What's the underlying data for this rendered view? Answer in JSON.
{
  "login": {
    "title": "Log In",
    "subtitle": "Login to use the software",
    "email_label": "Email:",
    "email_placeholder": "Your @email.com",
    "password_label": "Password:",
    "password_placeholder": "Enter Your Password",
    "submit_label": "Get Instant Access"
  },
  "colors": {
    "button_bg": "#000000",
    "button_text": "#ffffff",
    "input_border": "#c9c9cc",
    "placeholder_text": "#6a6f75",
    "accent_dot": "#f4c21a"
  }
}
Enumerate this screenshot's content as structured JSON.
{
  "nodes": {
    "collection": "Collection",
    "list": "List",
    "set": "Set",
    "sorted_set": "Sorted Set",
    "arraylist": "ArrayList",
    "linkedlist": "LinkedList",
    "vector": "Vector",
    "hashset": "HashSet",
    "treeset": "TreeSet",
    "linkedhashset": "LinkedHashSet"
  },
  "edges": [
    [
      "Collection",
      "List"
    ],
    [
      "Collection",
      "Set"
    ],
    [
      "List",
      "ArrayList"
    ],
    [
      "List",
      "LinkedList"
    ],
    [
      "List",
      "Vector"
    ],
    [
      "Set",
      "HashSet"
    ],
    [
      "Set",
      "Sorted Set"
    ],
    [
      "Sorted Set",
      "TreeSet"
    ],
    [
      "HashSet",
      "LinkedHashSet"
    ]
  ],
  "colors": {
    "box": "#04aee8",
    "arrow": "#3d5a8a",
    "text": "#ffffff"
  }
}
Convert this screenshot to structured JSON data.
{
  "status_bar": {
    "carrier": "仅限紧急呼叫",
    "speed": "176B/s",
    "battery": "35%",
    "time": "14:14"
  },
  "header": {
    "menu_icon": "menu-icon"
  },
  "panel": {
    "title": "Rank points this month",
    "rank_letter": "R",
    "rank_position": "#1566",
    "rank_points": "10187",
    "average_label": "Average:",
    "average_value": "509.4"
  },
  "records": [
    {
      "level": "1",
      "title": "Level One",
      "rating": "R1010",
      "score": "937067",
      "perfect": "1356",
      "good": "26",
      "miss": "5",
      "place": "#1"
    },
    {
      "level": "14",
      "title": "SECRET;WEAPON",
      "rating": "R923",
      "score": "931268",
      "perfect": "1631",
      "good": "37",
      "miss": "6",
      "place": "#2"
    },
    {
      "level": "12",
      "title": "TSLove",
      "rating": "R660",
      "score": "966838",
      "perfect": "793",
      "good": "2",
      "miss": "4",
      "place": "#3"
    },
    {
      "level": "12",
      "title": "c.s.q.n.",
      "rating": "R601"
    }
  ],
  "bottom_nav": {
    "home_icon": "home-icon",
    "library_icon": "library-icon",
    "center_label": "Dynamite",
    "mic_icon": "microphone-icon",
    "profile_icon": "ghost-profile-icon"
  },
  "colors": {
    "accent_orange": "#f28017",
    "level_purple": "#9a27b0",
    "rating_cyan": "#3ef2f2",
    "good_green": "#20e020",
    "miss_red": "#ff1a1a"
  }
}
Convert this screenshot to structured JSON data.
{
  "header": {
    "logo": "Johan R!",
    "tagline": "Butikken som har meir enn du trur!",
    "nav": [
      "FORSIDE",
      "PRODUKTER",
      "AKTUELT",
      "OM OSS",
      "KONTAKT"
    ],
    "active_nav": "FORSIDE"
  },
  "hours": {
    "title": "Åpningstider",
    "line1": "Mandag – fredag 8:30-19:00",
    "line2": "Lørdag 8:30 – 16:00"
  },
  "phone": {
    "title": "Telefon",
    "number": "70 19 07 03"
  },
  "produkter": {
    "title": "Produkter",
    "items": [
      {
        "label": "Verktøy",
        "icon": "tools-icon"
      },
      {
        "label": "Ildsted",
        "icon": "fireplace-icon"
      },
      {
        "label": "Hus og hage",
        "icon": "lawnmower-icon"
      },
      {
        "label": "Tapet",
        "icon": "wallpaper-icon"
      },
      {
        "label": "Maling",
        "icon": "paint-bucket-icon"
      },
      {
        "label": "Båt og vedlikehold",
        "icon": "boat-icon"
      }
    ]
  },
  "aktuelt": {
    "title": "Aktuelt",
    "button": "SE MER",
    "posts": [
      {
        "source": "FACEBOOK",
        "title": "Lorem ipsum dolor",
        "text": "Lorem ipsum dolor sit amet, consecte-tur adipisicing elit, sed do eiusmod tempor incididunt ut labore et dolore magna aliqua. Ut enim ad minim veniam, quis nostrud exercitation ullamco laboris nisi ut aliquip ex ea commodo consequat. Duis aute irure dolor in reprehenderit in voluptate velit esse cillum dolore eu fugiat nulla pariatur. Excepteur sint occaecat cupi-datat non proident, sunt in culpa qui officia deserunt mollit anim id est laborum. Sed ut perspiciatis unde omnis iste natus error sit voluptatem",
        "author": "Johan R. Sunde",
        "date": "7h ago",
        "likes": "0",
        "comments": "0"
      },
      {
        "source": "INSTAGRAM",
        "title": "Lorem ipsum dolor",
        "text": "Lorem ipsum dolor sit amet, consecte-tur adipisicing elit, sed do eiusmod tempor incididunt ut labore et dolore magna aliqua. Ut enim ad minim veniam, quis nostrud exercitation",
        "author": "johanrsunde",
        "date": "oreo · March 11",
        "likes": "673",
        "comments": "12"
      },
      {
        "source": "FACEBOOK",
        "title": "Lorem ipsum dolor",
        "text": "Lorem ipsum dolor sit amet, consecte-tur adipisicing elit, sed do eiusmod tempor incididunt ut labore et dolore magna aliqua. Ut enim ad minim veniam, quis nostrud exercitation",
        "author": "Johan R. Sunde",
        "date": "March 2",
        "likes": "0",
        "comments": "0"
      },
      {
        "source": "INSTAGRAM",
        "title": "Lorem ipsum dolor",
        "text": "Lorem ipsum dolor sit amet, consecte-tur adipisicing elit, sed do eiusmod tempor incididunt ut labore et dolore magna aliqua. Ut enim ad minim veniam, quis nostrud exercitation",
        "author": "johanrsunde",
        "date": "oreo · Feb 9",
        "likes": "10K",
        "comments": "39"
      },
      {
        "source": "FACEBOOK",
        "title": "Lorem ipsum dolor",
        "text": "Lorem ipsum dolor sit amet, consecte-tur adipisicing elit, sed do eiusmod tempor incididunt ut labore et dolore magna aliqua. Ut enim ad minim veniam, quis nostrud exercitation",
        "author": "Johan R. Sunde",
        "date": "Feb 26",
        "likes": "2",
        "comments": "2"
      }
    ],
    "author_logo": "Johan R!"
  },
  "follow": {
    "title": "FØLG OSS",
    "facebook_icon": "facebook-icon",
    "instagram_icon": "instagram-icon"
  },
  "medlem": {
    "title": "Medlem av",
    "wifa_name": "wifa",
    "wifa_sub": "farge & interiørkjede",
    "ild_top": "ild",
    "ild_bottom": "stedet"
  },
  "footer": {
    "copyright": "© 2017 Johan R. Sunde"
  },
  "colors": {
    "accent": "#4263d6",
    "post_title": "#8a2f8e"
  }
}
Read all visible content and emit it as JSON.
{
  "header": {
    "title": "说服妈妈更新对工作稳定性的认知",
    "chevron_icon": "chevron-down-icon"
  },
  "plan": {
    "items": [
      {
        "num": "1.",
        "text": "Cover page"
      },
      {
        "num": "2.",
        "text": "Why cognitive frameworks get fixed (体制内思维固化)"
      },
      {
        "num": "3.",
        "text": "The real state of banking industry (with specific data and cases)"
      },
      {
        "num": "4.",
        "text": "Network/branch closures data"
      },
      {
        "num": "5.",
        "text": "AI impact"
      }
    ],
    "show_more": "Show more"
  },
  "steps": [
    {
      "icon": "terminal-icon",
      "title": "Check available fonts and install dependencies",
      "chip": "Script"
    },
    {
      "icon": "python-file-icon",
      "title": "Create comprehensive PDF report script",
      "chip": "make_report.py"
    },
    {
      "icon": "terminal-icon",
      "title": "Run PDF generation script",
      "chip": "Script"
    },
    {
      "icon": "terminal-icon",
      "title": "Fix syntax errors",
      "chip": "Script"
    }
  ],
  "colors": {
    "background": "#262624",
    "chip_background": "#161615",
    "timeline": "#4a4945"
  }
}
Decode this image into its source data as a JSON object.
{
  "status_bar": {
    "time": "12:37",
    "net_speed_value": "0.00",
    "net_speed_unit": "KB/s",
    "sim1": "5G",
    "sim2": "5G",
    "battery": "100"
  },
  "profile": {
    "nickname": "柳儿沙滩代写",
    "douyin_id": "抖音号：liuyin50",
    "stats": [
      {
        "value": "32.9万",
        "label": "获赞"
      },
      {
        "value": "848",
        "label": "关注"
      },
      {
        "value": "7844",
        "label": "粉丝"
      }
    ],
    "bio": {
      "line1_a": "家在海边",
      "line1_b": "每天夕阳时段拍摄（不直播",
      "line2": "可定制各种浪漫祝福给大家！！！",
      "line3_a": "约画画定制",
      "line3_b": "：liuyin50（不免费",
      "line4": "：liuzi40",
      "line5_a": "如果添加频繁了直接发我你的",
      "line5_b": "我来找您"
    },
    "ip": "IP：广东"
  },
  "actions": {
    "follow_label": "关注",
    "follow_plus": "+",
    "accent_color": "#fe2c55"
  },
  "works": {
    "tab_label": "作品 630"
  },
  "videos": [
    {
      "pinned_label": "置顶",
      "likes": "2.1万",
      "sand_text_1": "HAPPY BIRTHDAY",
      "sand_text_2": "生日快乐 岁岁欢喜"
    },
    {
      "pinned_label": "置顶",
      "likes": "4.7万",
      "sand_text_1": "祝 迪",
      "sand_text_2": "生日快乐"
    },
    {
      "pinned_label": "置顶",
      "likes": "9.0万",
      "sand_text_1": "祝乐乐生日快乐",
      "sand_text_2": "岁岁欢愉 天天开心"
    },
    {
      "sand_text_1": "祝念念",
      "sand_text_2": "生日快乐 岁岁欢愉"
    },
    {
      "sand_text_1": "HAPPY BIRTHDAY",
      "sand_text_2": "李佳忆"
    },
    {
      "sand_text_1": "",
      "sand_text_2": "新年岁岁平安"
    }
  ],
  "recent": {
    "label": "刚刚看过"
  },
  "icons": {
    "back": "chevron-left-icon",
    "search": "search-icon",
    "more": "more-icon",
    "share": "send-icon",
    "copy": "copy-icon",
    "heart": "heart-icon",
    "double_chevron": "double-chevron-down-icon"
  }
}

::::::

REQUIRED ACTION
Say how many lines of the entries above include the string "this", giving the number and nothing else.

COMPLETED TASK
6